It was over a year ago that the dead tree fell on the fence in the far corner of the south pasture. But even though the tree was on the fence, there were so many brambles the sheep and donkeys couldn’t get through it.
Yesterday we had someone come and cut up the tree for firewood and repair the fence. It was when I went to look at the work Mike did that I saw the little metal fence with a Rosa Multiflora growing through it.
The fence was a little rusty, but otherwise in good shape. It’s like the ones I use in the beginning of the growing season to keep the hens out of my gardens. Only it looked older, sturdier, and had more character.
It was obviously a part of one of those garbage dumps that are often on old farms, revealed beneath the decaying leaves by the melting snow and spring rain. I picked up a broken flowerpot to throw away but left the rest of the garbage for another day.
This morning I took the clippers and freed the little fence as the thorns from the sticker bush grabbed at my clothes. There were two sections of fence about ten feet long total. I straightened the bent legs that stick into the ground as I walked back to the barn.
I’ll be using the fence soon enough.
On Saturday I noticed the hens did some “raking” while looking for insects in the Backporch Garden exposing green shoots. So on Sunday, even though I know it’s still early in the season, I finished the job.
Yesterday I saw that my Naked Ladies had popped up seemingly overnight.
They get nice and green this time of year, but only flower in the fall. They were here when we bought the farm, an old and hardy plant.

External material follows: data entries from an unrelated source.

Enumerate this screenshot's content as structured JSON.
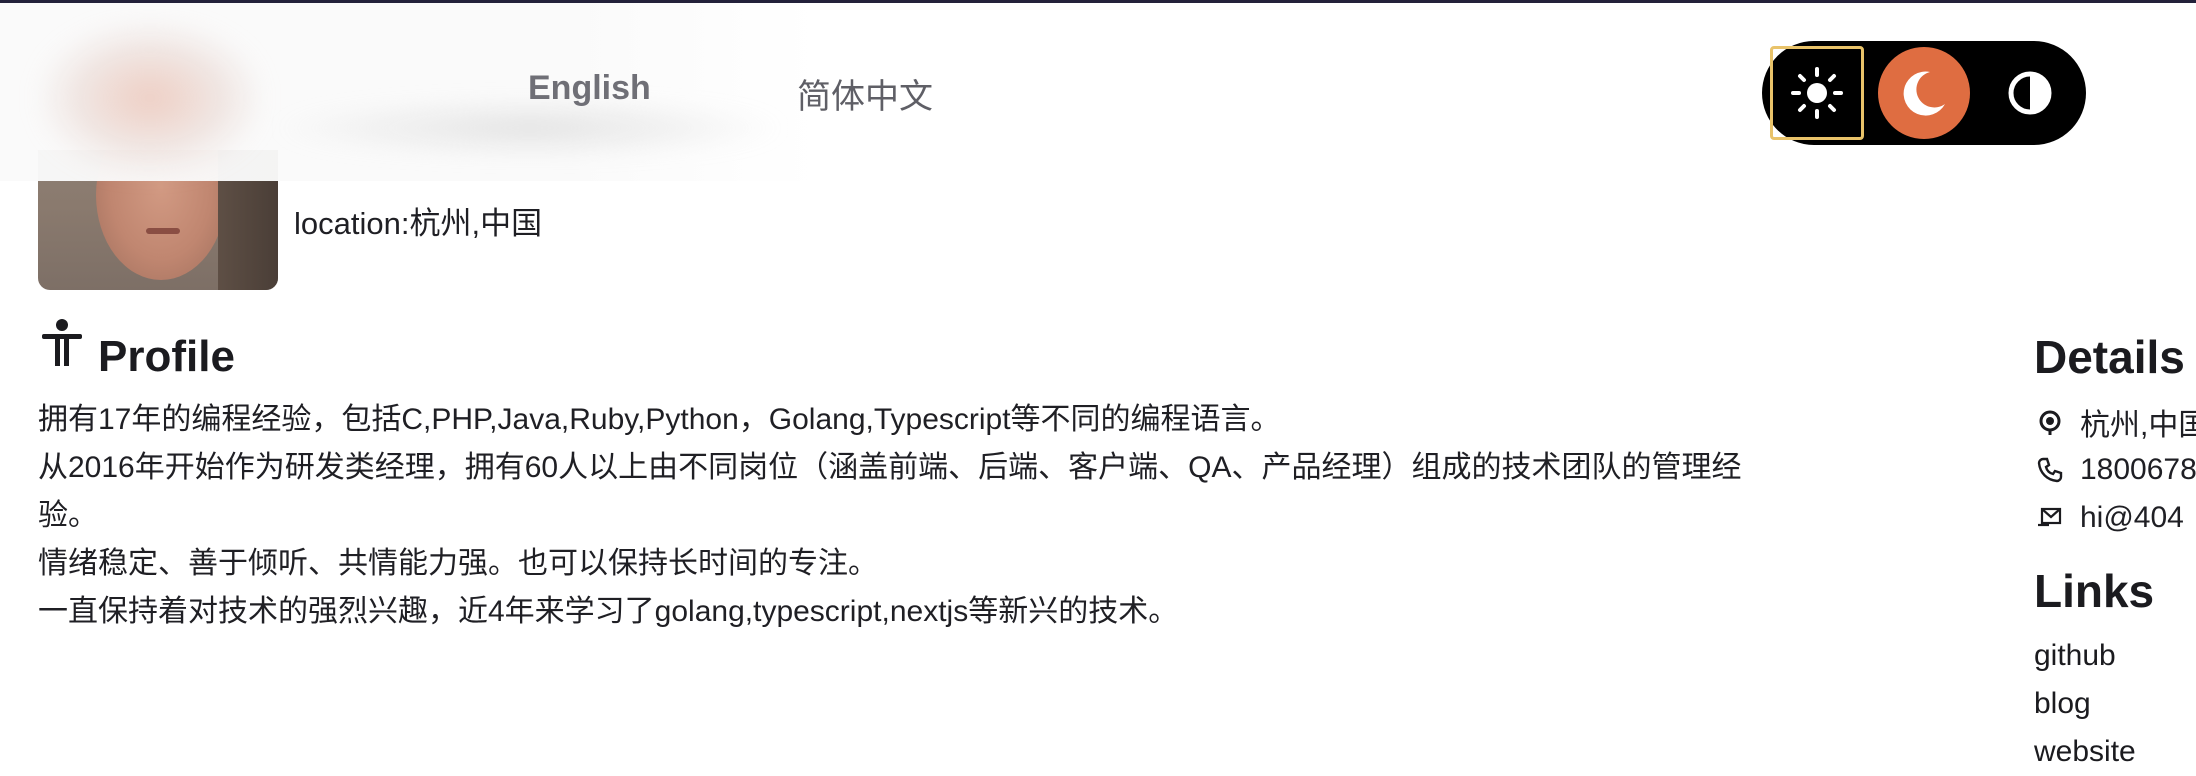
{
  "header": {
    "lang_options": [
      "English",
      "简体中文"
    ]
  },
  "theme": {
    "options": [
      "light-icon",
      "dark-icon",
      "system-icon"
    ],
    "active_color": "#df6d41",
    "focus_color": "#e9c36a"
  },
  "profile": {
    "location_line": "location:杭州,中国",
    "title": "Profile",
    "paragraphs": [
      "拥有17年的编程经验，包括C,PHP,Java,Ruby,Python，Golang,Typescript等不同的编程语言。",
      "从2016年开始作为研发类经理，拥有60人以上由不同岗位（涵盖前端、后端、客户端、QA、产品经理）组成的技术团队的管理经",
      "验。",
      "情绪稳定、善于倾听、共情能力强。也可以保持长时间的专注。",
      "一直保持着对技术的强烈兴趣，近4年来学习了golang,typescript,nextjs等新兴的技术。"
    ]
  },
  "details": {
    "title": "Details",
    "location": "杭州,中国",
    "phone": "1800678",
    "email": "hi@404"
  },
  "links": {
    "title": "Links",
    "items": [
      "github",
      "blog",
      "website"
    ]
  }
}
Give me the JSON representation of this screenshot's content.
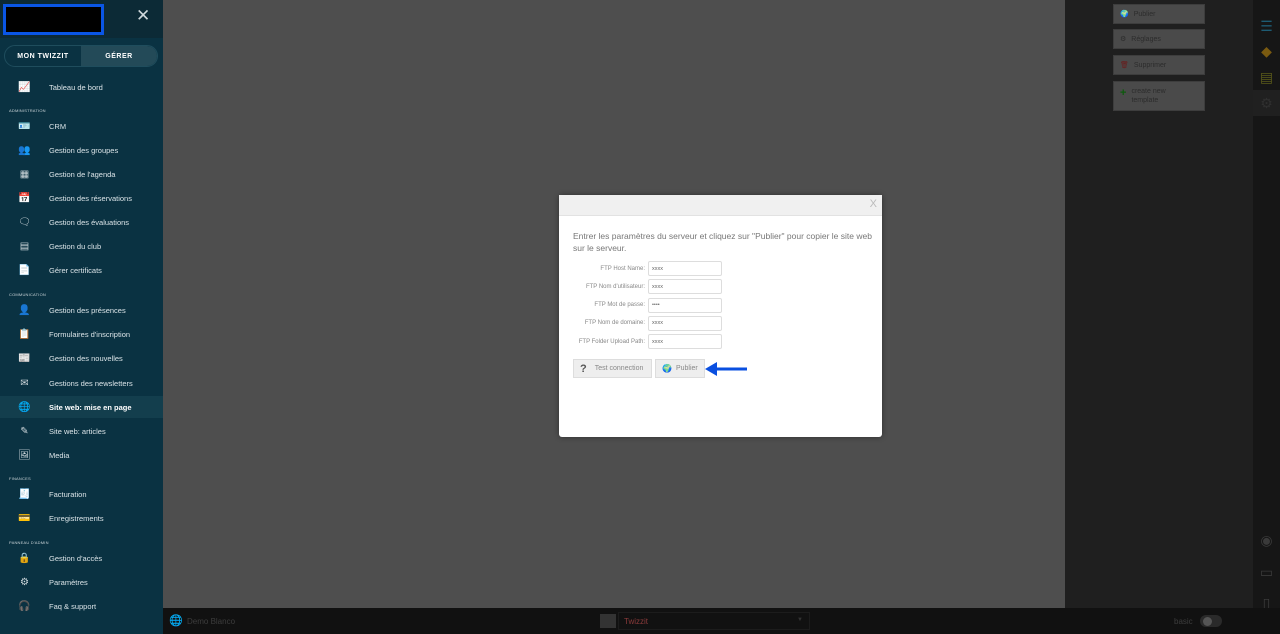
{
  "sidebar": {
    "close": "✕",
    "toggle": {
      "left": "MON TWIZZIT",
      "right": "GÉRER"
    },
    "sections": {
      "admin": "ADMINISTRATION",
      "comm": "COMMUNICATION",
      "fin": "FINANCES",
      "panel": "PANNEAU D'ADMIN"
    },
    "items": [
      {
        "label": "Tableau de bord",
        "icon": "📈"
      },
      {
        "label": "CRM",
        "icon": "🪪"
      },
      {
        "label": "Gestion des groupes",
        "icon": "👥"
      },
      {
        "label": "Gestion de l'agenda",
        "icon": "▦"
      },
      {
        "label": "Gestion des réservations",
        "icon": "📅"
      },
      {
        "label": "Gestion des évaluations",
        "icon": "🗨"
      },
      {
        "label": "Gestion du club",
        "icon": "▤"
      },
      {
        "label": "Gérer certificats",
        "icon": "📄"
      },
      {
        "label": "Gestion des présences",
        "icon": "👤"
      },
      {
        "label": "Formulaires d'inscription",
        "icon": "📋"
      },
      {
        "label": "Gestion des nouvelles",
        "icon": "📰"
      },
      {
        "label": "Gestions des newsletters",
        "icon": "✉"
      },
      {
        "label": "Site web: mise en page",
        "icon": "🌐"
      },
      {
        "label": "Site web: articles",
        "icon": "✎"
      },
      {
        "label": "Media",
        "icon": "🖼"
      },
      {
        "label": "Facturation",
        "icon": "🧾"
      },
      {
        "label": "Enregistrements",
        "icon": "💳"
      },
      {
        "label": "Gestion d'accès",
        "icon": "🔒"
      },
      {
        "label": "Paramètres",
        "icon": "⚙"
      },
      {
        "label": "Faq & support",
        "icon": "🎧"
      }
    ]
  },
  "right_panel": {
    "buttons": [
      "Publier",
      "Réglages",
      "Supprimer",
      "create new template"
    ]
  },
  "bottom": {
    "site": "Demo Blanco",
    "template": "Twizzit",
    "mode": "basic"
  },
  "modal": {
    "close": "X",
    "instructions": "Entrer les paramètres du serveur et cliquez sur \"Publier\" pour copier le site web sur le serveur.",
    "fields": [
      {
        "label": "FTP Host Name:",
        "value": "xxxx"
      },
      {
        "label": "FTP Nom d'utilisateur:",
        "value": "xxxx"
      },
      {
        "label": "FTP Mot de passe:",
        "value": "••••"
      },
      {
        "label": "FTP Nom de domaine:",
        "value": "xxxx"
      },
      {
        "label": "FTP Folder Upload Path:",
        "value": "xxxx"
      }
    ],
    "test_button": "Test connection",
    "publish_button": "Publier"
  }
}
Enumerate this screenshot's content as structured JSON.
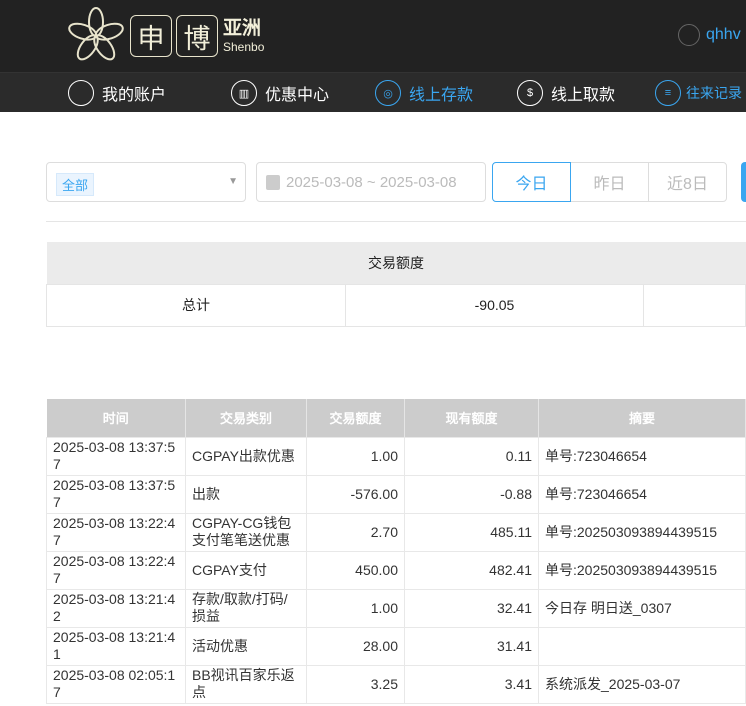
{
  "header": {
    "logo_box1": "申",
    "logo_box2": "博",
    "logo_cn": "亚洲",
    "logo_en": "Shenbo",
    "username": "qhhv"
  },
  "nav": [
    {
      "label": "我的账户",
      "icon": "user-icon"
    },
    {
      "label": "优惠中心",
      "icon": "gift-icon"
    },
    {
      "label": "线上存款",
      "icon": "deposit-icon"
    },
    {
      "label": "线上取款",
      "icon": "withdraw-icon"
    },
    {
      "label": "往来记录",
      "icon": "record-icon"
    }
  ],
  "colors": {
    "accent": "#3aa6f0",
    "header_bg": "#222222"
  },
  "filter": {
    "type_tag": "全部",
    "date_range": "2025-03-08 ~ 2025-03-08",
    "quick": [
      "今日",
      "昨日",
      "近8日"
    ],
    "active": "今日"
  },
  "summary": {
    "header": "交易额度",
    "label": "总计",
    "value": "-90.05"
  },
  "table": {
    "columns": [
      "时间",
      "交易类别",
      "交易额度",
      "现有额度",
      "摘要"
    ],
    "rows": [
      [
        "2025-03-08 13:37:57",
        "CGPAY出款优惠",
        "1.00",
        "0.11",
        "单号:723046654"
      ],
      [
        "2025-03-08 13:37:57",
        "出款",
        "-576.00",
        "-0.88",
        "单号:723046654"
      ],
      [
        "2025-03-08 13:22:47",
        "CGPAY-CG钱包支付笔笔送优惠",
        "2.70",
        "485.11",
        "单号:202503093894439515"
      ],
      [
        "2025-03-08 13:22:47",
        "CGPAY支付",
        "450.00",
        "482.41",
        "单号:202503093894439515"
      ],
      [
        "2025-03-08 13:21:42",
        "存款/取款/打码/损益",
        "1.00",
        "32.41",
        "今日存 明日送_0307"
      ],
      [
        "2025-03-08 13:21:41",
        "活动优惠",
        "28.00",
        "31.41",
        ""
      ],
      [
        "2025-03-08 02:05:17",
        "BB视讯百家乐返点",
        "3.25",
        "3.41",
        "系统派发_2025-03-07"
      ]
    ]
  }
}
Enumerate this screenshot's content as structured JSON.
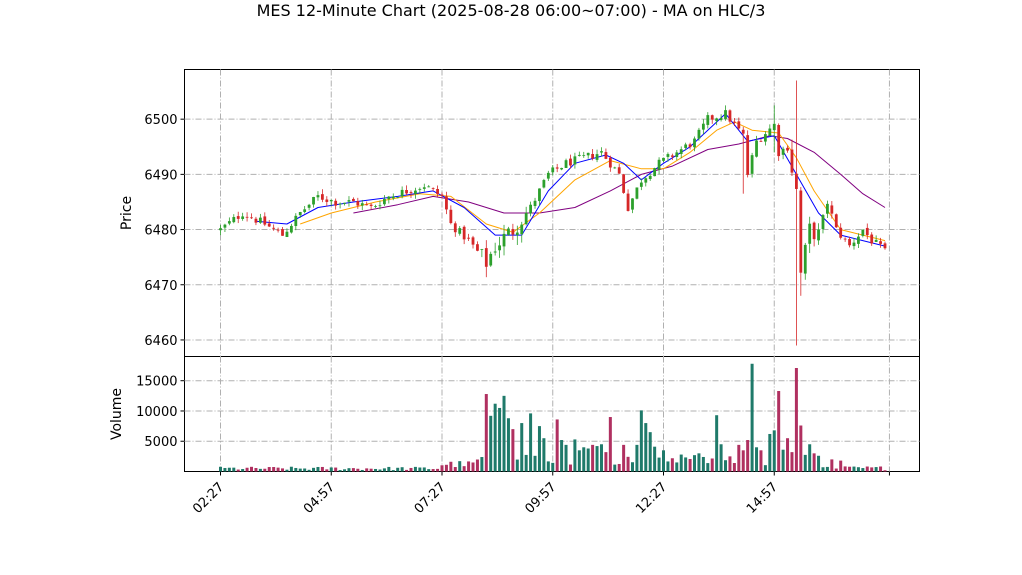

Today the soft green buds on the Lilac greeted me on the way back to the house.
The earth is pushing up all kinds of things this time of year.